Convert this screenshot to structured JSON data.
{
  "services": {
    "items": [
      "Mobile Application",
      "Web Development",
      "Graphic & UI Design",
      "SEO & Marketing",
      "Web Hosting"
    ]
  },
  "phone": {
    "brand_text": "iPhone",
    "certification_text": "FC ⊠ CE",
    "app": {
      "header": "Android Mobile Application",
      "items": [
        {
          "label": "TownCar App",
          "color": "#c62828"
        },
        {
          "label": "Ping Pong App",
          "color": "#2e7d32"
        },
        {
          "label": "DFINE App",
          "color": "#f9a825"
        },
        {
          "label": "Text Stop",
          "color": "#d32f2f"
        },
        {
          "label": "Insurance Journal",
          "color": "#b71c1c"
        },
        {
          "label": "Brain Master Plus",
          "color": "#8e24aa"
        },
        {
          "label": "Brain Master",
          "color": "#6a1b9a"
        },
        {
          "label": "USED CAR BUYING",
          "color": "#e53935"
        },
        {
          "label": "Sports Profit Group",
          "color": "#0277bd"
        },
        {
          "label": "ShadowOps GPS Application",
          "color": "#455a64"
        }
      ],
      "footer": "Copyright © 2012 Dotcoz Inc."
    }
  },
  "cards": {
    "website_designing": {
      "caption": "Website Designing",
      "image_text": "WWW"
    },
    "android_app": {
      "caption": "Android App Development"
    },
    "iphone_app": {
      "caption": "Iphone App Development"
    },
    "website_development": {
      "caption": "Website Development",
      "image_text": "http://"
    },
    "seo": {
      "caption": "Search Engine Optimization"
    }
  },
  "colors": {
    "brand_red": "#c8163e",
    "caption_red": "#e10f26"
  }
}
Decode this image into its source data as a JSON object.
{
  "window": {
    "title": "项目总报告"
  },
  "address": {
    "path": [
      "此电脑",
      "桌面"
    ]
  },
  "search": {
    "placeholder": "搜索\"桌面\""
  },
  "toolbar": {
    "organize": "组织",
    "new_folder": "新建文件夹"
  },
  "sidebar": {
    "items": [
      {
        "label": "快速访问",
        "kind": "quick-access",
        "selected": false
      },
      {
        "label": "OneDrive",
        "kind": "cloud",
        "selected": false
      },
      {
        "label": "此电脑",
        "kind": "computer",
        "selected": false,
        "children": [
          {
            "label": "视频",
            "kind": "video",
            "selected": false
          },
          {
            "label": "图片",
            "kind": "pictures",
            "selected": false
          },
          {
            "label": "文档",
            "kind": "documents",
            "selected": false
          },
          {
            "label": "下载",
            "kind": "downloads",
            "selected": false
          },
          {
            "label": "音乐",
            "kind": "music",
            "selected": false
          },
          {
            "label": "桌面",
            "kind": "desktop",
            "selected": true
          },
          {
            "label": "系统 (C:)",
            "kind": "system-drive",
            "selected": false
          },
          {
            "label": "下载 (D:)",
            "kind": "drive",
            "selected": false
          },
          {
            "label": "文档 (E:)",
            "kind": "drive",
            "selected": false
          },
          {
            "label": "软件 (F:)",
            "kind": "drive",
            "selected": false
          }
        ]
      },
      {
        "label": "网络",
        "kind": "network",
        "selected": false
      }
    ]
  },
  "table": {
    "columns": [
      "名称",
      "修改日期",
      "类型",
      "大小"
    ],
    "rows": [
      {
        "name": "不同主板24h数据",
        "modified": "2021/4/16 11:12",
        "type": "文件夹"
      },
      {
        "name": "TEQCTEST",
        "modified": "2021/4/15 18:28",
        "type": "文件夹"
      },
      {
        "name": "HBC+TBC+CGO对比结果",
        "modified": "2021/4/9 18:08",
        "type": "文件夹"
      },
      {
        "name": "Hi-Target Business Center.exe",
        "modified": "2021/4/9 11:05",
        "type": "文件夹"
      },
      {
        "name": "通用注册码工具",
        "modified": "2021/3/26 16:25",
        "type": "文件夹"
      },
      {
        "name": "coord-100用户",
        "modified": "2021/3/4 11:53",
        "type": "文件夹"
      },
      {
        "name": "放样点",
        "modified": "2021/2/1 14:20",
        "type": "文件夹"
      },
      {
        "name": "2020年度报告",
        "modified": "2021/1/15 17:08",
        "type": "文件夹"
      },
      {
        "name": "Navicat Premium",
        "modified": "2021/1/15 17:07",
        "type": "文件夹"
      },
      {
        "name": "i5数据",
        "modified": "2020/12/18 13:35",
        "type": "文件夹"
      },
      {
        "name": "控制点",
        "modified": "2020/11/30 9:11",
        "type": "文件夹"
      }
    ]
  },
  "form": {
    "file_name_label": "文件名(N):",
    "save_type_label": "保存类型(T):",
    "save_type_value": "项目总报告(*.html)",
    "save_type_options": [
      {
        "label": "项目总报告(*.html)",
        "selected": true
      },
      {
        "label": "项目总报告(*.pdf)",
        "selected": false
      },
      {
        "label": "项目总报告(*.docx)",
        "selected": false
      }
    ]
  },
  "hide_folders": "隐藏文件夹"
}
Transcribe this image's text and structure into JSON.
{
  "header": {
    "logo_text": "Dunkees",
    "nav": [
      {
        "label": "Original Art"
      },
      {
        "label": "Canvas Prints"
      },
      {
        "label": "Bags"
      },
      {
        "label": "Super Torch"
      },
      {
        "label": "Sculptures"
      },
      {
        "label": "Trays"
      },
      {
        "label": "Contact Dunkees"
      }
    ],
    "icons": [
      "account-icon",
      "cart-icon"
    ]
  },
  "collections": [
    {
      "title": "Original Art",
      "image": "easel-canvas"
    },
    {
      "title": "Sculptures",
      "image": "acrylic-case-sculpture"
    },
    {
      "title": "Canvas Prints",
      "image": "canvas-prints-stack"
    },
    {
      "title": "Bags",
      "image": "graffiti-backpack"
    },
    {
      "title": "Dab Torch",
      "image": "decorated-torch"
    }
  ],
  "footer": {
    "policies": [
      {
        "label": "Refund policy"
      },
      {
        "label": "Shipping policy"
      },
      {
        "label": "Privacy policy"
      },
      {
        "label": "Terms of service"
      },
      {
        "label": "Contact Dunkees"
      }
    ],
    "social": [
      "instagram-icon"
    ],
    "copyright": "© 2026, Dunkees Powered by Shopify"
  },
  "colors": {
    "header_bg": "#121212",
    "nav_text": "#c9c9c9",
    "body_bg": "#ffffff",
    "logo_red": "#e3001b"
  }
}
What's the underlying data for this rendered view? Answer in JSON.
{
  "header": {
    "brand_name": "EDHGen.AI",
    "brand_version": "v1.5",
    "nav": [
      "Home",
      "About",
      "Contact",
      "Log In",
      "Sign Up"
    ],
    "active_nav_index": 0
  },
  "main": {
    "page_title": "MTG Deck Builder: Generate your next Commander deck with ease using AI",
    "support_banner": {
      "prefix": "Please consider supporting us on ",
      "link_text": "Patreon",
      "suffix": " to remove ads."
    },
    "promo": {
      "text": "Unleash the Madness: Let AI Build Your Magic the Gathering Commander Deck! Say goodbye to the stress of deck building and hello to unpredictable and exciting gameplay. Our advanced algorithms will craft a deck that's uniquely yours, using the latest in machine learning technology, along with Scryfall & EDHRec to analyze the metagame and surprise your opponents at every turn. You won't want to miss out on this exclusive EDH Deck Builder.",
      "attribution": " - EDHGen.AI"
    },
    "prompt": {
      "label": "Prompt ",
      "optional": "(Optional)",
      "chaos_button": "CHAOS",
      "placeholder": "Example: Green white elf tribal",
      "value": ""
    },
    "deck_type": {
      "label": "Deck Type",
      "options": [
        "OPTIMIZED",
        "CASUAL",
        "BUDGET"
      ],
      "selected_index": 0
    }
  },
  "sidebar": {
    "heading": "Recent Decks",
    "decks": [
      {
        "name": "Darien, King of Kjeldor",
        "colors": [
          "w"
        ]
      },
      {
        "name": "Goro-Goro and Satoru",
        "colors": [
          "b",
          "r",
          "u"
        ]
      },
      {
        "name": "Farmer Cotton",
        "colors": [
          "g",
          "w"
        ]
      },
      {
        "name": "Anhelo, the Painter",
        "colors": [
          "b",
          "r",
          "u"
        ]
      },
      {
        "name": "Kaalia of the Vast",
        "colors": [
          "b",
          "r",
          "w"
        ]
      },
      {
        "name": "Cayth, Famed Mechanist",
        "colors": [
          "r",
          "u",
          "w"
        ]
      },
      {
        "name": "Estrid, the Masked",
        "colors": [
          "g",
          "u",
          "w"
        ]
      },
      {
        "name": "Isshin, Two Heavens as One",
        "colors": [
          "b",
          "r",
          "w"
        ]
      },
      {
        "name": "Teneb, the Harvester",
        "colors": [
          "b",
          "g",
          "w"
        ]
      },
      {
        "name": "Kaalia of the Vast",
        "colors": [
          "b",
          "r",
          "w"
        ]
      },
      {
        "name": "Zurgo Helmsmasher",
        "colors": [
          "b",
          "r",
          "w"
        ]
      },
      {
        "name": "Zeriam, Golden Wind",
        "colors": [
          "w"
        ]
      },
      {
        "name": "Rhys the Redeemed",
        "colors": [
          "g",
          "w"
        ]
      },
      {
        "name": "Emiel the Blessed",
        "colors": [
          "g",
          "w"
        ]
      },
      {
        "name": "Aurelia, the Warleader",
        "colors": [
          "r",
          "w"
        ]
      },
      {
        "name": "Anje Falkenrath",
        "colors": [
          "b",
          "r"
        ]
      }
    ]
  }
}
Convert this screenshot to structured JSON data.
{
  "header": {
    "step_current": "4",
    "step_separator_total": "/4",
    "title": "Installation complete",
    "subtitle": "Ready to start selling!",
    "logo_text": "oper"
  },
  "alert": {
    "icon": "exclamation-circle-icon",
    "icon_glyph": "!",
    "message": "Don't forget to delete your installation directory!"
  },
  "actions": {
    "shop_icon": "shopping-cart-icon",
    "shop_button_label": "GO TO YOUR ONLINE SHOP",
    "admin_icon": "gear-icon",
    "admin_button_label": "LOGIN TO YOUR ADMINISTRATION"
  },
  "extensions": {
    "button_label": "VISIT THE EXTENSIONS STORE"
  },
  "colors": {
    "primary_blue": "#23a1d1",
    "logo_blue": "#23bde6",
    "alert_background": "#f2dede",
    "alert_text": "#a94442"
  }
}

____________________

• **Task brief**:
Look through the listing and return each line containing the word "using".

• **Answer section**:
    "page_title": "MTG Deck Builder: Generate your next Commander deck with ease using AI",
      "text": "Unleash the Madness: Let AI Build Your Magic the Gathering Commander Deck! Say goodbye to the stress of deck building and hello to unpredictable and exciting gameplay. Our advanced algorithms will craft a deck that's uniquely yours, using the latest in machine learning technology, along with Scryfall & EDHRec to analyze the metagame and surprise your opponents at every turn. You won't want to miss out on this exclusive EDH Deck Builder.",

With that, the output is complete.